Solomon is kind, highly intelligent, rich and single. He’s the ultimate eligible bachelor. But he confines himself to the inside of his beautiful apartment in London and has few friends. And nobody but his brother Luke and his sister Tiffany have seen him for years. Nobody would want to see his disfigured face.
Now Solomon must leave his sanctuary. Tiffany is in hospital in a coma. Solomon tries to get the police involved. He is convinced her injuries are no accident, certain she was attacked after hooking up with someone she met via an online dating app. The police don’t want to know. But then they wouldn’t, because Tiffany is just a stripper. Worse still, they are more concerned about Luke’s whereabouts; he is a person of interest, a bad guy with a record.
Undeterred, Solomon start his own investigation, using his few online friends and his intelligence. Soon he realises that Tiffany is not the predator’s first victim. Neither will she be his last.
Perfect Match uses the third person past tense, and although most of the chapters belong to Solomon, the main character, there are chapters and scenes devoted to other players, including Luke, Fox (the main police investigator) and a growing number of victims.
While the dialogue is tight, sharp and convincing, the introspections and descriptions, along with the backstory are lengthy, rambling sentences. At times, they are repetitive and almost incoherent. For readers who tend to only breathe in at the end of a sentence, I would suggest an oxygen tank by their chair. Yet, this could just be the author’s style, because he does squeeze short sentences in-between the long ones, which balances the paragraph structure. And when he wants to increase the tension, he does so in the time-honoured way; by shortening the sentences dramatically and keeping introspection to a minimum.
Equally, the author lulls the reader into a pattern; he establishes the point of view he is using at the start of the chapter. But every so often, he will leap to another point of view part way through a chapter or even just for a paragraph, which is baffling. The author also has an irritating habit of losing chronology.
Although the lesser characters are undeveloped, the other more important characters are interesting and far from stereotyped. The author manages to make them three-dimensional by balancing understated description with dialogue and behaviour. Solomon is mesmerising and engaging. It is as easy to like him as it is to dislike Fox. However, his behaviour rattled my suspension of belief; even though he mused with a degree of angst about going out into the big wide world, he got there physically with too much ease.
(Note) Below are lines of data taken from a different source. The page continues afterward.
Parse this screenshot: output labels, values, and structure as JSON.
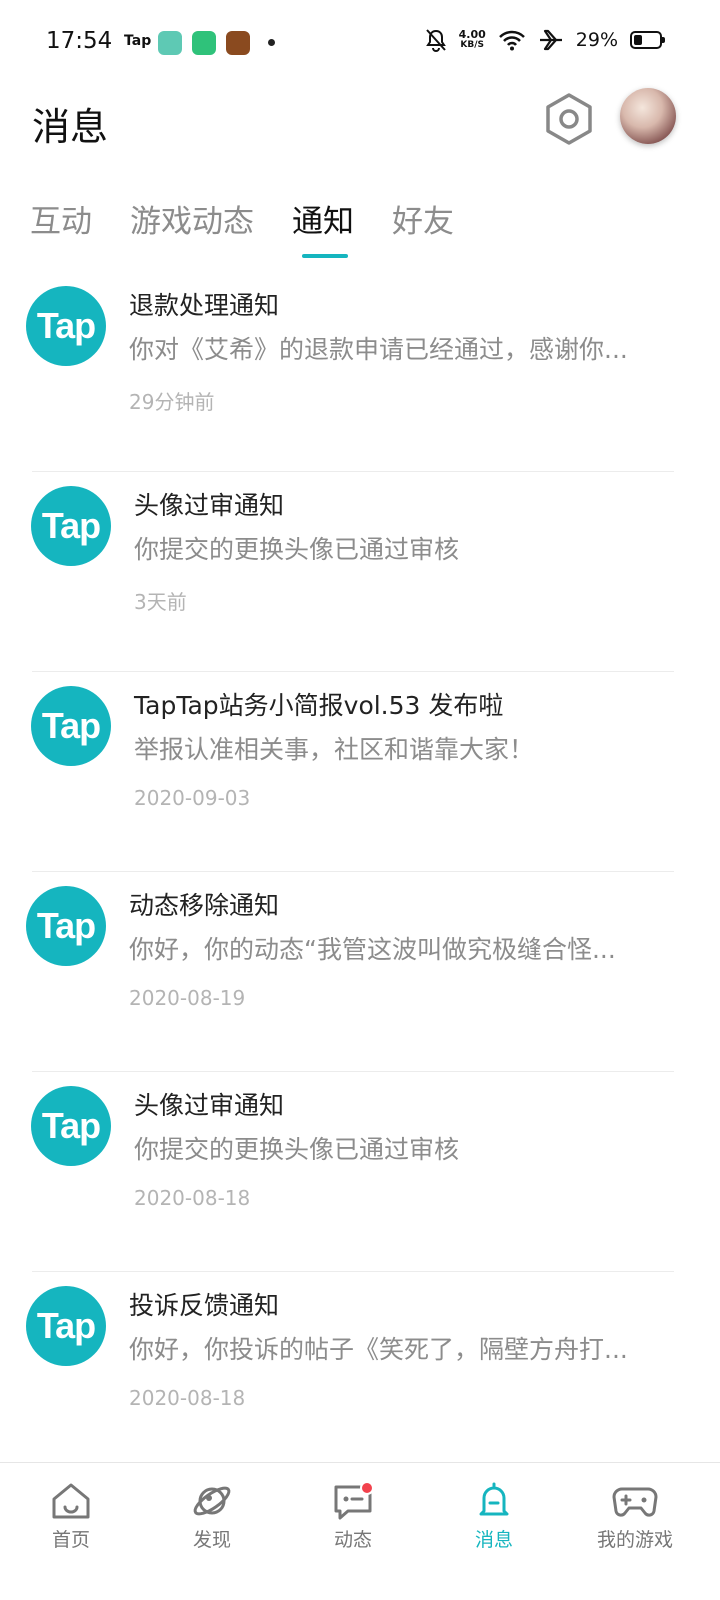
{
  "status_bar": {
    "time": "17:54",
    "tap_label": "Tap",
    "net_speed_value": "4.00",
    "net_speed_unit": "KB/S",
    "battery": "29%",
    "icons": [
      "bell-muted-icon",
      "wifi-icon",
      "airplane-icon",
      "battery-icon"
    ]
  },
  "header": {
    "title": "消息",
    "settings_icon": "hexagon-gear-icon"
  },
  "tabs": [
    {
      "label": "互动",
      "active": false
    },
    {
      "label": "游戏动态",
      "active": false
    },
    {
      "label": "通知",
      "active": true
    },
    {
      "label": "好友",
      "active": false
    }
  ],
  "notices": [
    {
      "logo": "Tap",
      "title": "退款处理通知",
      "body": "你对《艾希》的退款申请已经通过，感谢你...",
      "time": "29分钟前"
    },
    {
      "logo": "Tap",
      "title": "头像过审通知",
      "body": "你提交的更换头像已通过审核",
      "time": "3天前"
    },
    {
      "logo": "Tap",
      "title": "TapTap站务小简报vol.53 发布啦",
      "body": "举报认准相关事，社区和谐靠大家！",
      "time": "2020-09-03"
    },
    {
      "logo": "Tap",
      "title": "动态移除通知",
      "body": "你好，你的动态“我管这波叫做究极缝合怪...",
      "time": "2020-08-19"
    },
    {
      "logo": "Tap",
      "title": "头像过审通知",
      "body": "你提交的更换头像已通过审核",
      "time": "2020-08-18"
    },
    {
      "logo": "Tap",
      "title": "投诉反馈通知",
      "body": "你好，你投诉的帖子《笑死了，隔壁方舟打...",
      "time": "2020-08-18"
    }
  ],
  "bottom_nav": [
    {
      "label": "首页",
      "icon": "home-icon",
      "active": false
    },
    {
      "label": "发现",
      "icon": "planet-icon",
      "active": false
    },
    {
      "label": "动态",
      "icon": "chat-icon",
      "active": false,
      "badge": true
    },
    {
      "label": "消息",
      "icon": "bell-icon",
      "active": true
    },
    {
      "label": "我的游戏",
      "icon": "gamepad-icon",
      "active": false
    }
  ],
  "colors": {
    "accent": "#15b5bf",
    "badge": "#f2424d"
  }
}
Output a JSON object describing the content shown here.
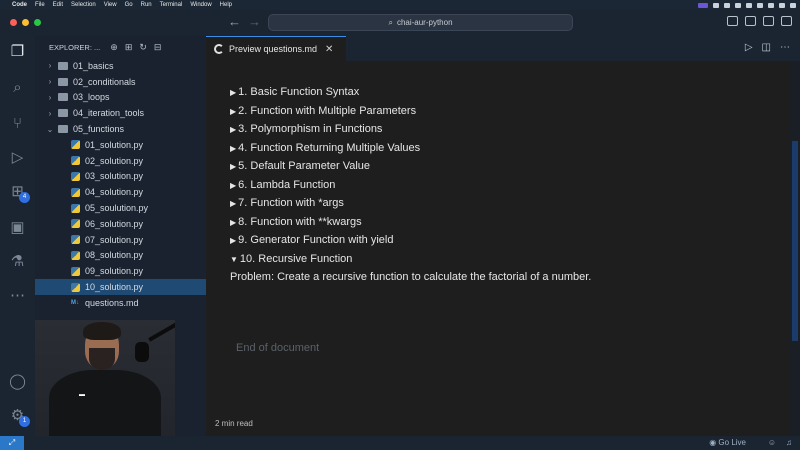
{
  "menubar": {
    "app": "Code",
    "menus": [
      "File",
      "Edit",
      "Selection",
      "View",
      "Go",
      "Run",
      "Terminal",
      "Window",
      "Help"
    ]
  },
  "titlebar": {
    "search": "chai-aur-python"
  },
  "activity_bar": {
    "extensions_badge": "4",
    "settings_badge": "1"
  },
  "explorer": {
    "title": "EXPLORER: ...",
    "folders": [
      "01_basics",
      "02_conditionals",
      "03_loops",
      "04_iteration_tools",
      "05_functions"
    ],
    "files": [
      "01_solution.py",
      "02_solution.py",
      "03_solution.py",
      "04_solution.py",
      "05_soulution.py",
      "06_solution.py",
      "07_solution.py",
      "08_solution.py",
      "09_solution.py",
      "10_solution.py"
    ],
    "md_file": "questions.md",
    "md_label": "M↓"
  },
  "editor": {
    "tab_label": "Preview questions.md",
    "items": [
      "1. Basic Function Syntax",
      "2. Function with Multiple Parameters",
      "3. Polymorphism in Functions",
      "4. Function Returning Multiple Values",
      "5. Default Parameter Value",
      "6. Lambda Function",
      "7. Function with *args",
      "8. Function with **kwargs",
      "9. Generator Function with yield",
      "10. Recursive Function"
    ],
    "problem": "Problem: Create a recursive function to calculate the factorial of a number.",
    "end_of_document": "End of document",
    "read_time": "2 min read"
  },
  "statusbar": {
    "go_live": "Go Live"
  },
  "colors": {
    "accent": "#3a8ee6",
    "selected_row": "#1e4a74",
    "remote": "#2b78c8"
  }
}
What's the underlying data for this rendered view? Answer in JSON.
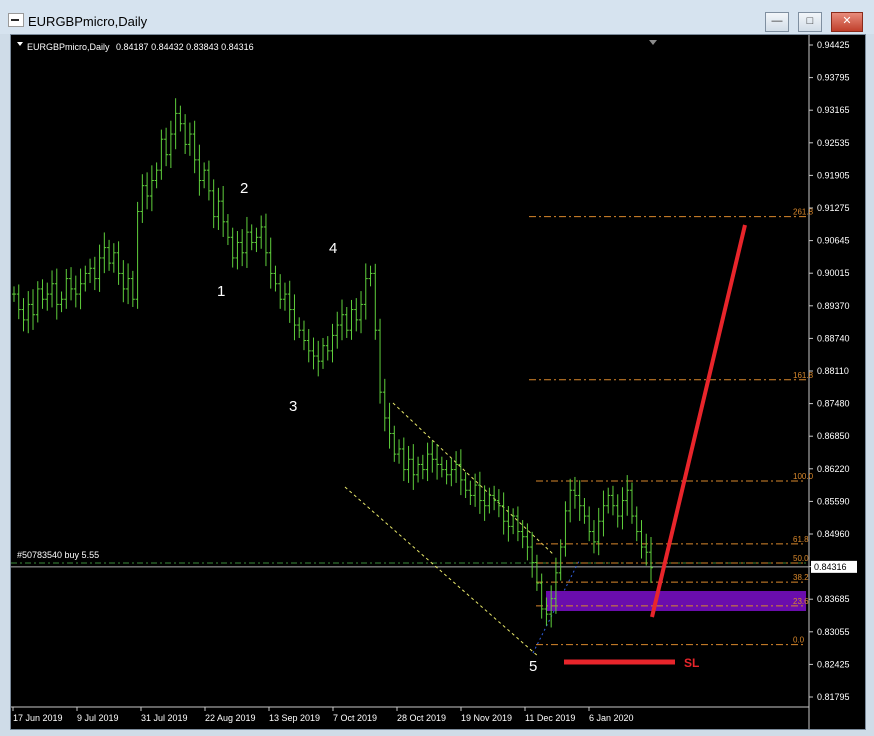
{
  "window": {
    "title": "EURGBPmicro,Daily",
    "buttons": {
      "minimize": "—",
      "maximize": "□",
      "close": "✕"
    }
  },
  "chart_info": {
    "symbol_line": "EURGBPmicro,Daily",
    "ohlc": "0.84187 0.84432 0.83843 0.84316"
  },
  "colors": {
    "background": "#000000",
    "candles": "#5fcf3c",
    "fib": "#d9882c",
    "trade": "#e8252b",
    "channel": "#e8e86a",
    "zone": "#6a0dad",
    "order_line": "#3a8a3a"
  },
  "order_label": "#50783540 buy 5.55",
  "current_price_label": "0.84316",
  "sl_label": "SL",
  "wave_labels": [
    "2",
    "1",
    "4",
    "3",
    "5"
  ],
  "chart_data": {
    "type": "ohlc",
    "title": "EURGBPmicro,Daily",
    "y_ticks": [
      "0.94425",
      "0.93795",
      "0.93165",
      "0.92535",
      "0.91905",
      "0.91275",
      "0.90645",
      "0.90015",
      "0.89370",
      "0.88740",
      "0.88110",
      "0.87480",
      "0.86850",
      "0.86220",
      "0.85590",
      "0.84960",
      "0.84330",
      "0.83685",
      "0.83055",
      "0.82425",
      "0.81795"
    ],
    "x_ticks": [
      "17 Jun 2019",
      "9 Jul 2019",
      "31 Jul 2019",
      "22 Aug 2019",
      "13 Sep 2019",
      "7 Oct 2019",
      "28 Oct 2019",
      "19 Nov 2019",
      "11 Dec 2019",
      "6 Jan 2020"
    ],
    "ylim": [
      0.81795,
      0.94425
    ],
    "close_series": [
      0.896,
      0.893,
      0.891,
      0.894,
      0.892,
      0.897,
      0.895,
      0.896,
      0.898,
      0.894,
      0.895,
      0.899,
      0.897,
      0.896,
      0.898,
      0.9,
      0.901,
      0.899,
      0.903,
      0.905,
      0.902,
      0.904,
      0.9,
      0.897,
      0.899,
      0.895,
      0.912,
      0.917,
      0.915,
      0.918,
      0.92,
      0.926,
      0.923,
      0.927,
      0.931,
      0.929,
      0.925,
      0.927,
      0.922,
      0.918,
      0.92,
      0.916,
      0.911,
      0.914,
      0.91,
      0.907,
      0.903,
      0.906,
      0.904,
      0.908,
      0.906,
      0.907,
      0.909,
      0.904,
      0.9,
      0.898,
      0.895,
      0.896,
      0.893,
      0.89,
      0.889,
      0.887,
      0.885,
      0.884,
      0.883,
      0.886,
      0.885,
      0.888,
      0.89,
      0.892,
      0.889,
      0.893,
      0.891,
      0.894,
      0.899,
      0.9,
      0.889,
      0.877,
      0.872,
      0.869,
      0.865,
      0.866,
      0.862,
      0.864,
      0.861,
      0.863,
      0.862,
      0.865,
      0.864,
      0.863,
      0.862,
      0.861,
      0.862,
      0.863,
      0.86,
      0.858,
      0.857,
      0.859,
      0.856,
      0.855,
      0.857,
      0.856,
      0.855,
      0.852,
      0.851,
      0.853,
      0.85,
      0.849,
      0.847,
      0.844,
      0.84,
      0.835,
      0.834,
      0.837,
      0.842,
      0.847,
      0.854,
      0.858,
      0.857,
      0.855,
      0.853,
      0.85,
      0.848,
      0.852,
      0.855,
      0.857,
      0.855,
      0.853,
      0.856,
      0.858,
      0.853,
      0.85,
      0.847,
      0.846,
      0.843
    ],
    "fibonacci_levels": [
      {
        "label": "261.8",
        "price": 0.911
      },
      {
        "label": "161.8",
        "price": 0.8794
      },
      {
        "label": "100.0",
        "price": 0.8598
      },
      {
        "label": "61.8",
        "price": 0.8476
      },
      {
        "label": "50.0",
        "price": 0.8439
      },
      {
        "label": "38.2",
        "price": 0.8402
      },
      {
        "label": "23.6",
        "price": 0.8356
      },
      {
        "label": "0.0",
        "price": 0.8281
      }
    ],
    "order_price": 0.8439,
    "current_price": 0.84316
  }
}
Moreover, for someone who had not opened his door to anyone in years, it took little time for him to start letting the world and his wife into his sanctuary. That said, Solomon is one of the few protagonists I have encountered recently who I would like to get to know more. And I felt cheated at the end, because although there is potential for a second book, I didn’t get a sense of ‘watch out for the next instalment.’
I thoroughly enjoyed the predator’s luring technique. It is more interesting than most and it is refreshing too that the predator doesn’t kill all his victims. That Solomon used his cronies for brain-storming to solve the riddle made it more believable and fun. The ending was thankfully free from the prolonged reveal.
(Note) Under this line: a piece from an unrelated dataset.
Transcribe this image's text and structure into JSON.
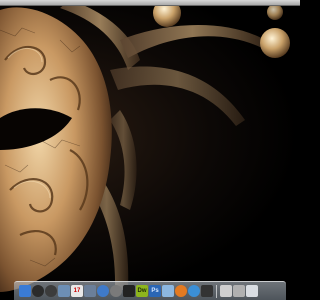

The sense of time comes primarily from the ever-present technology. There is little sense of place – it could have been Anyville. But that is incidental and doesn’t affect the story in a negative way.
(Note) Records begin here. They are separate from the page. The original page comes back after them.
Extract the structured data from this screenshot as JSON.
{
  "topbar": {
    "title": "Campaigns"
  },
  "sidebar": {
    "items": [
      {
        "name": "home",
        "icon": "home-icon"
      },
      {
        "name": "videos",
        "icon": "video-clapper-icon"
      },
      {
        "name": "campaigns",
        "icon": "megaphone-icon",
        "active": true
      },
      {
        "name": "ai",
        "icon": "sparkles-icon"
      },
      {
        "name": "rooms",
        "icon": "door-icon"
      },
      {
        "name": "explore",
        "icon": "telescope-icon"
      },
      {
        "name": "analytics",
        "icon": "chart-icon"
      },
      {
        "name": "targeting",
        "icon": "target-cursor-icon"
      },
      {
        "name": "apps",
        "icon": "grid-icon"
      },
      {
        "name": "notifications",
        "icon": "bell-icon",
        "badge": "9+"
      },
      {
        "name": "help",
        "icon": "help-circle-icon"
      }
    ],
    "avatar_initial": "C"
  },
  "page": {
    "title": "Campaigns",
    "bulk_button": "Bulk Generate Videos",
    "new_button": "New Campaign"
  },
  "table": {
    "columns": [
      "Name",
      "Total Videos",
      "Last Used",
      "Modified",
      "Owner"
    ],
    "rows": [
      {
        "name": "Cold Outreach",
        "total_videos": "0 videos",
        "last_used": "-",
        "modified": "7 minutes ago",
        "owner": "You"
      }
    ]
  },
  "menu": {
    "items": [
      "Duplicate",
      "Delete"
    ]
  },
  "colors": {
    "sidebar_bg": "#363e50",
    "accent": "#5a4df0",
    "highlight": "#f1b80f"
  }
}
I liked this book, despite my misgivings about the quality of writing. The language is accessible, the plot, though far from unique, is interesting, and the protagonist took me on a journey with his disfigured face. I read it in one sitting, really wanting to know what would happen on each turn of the page.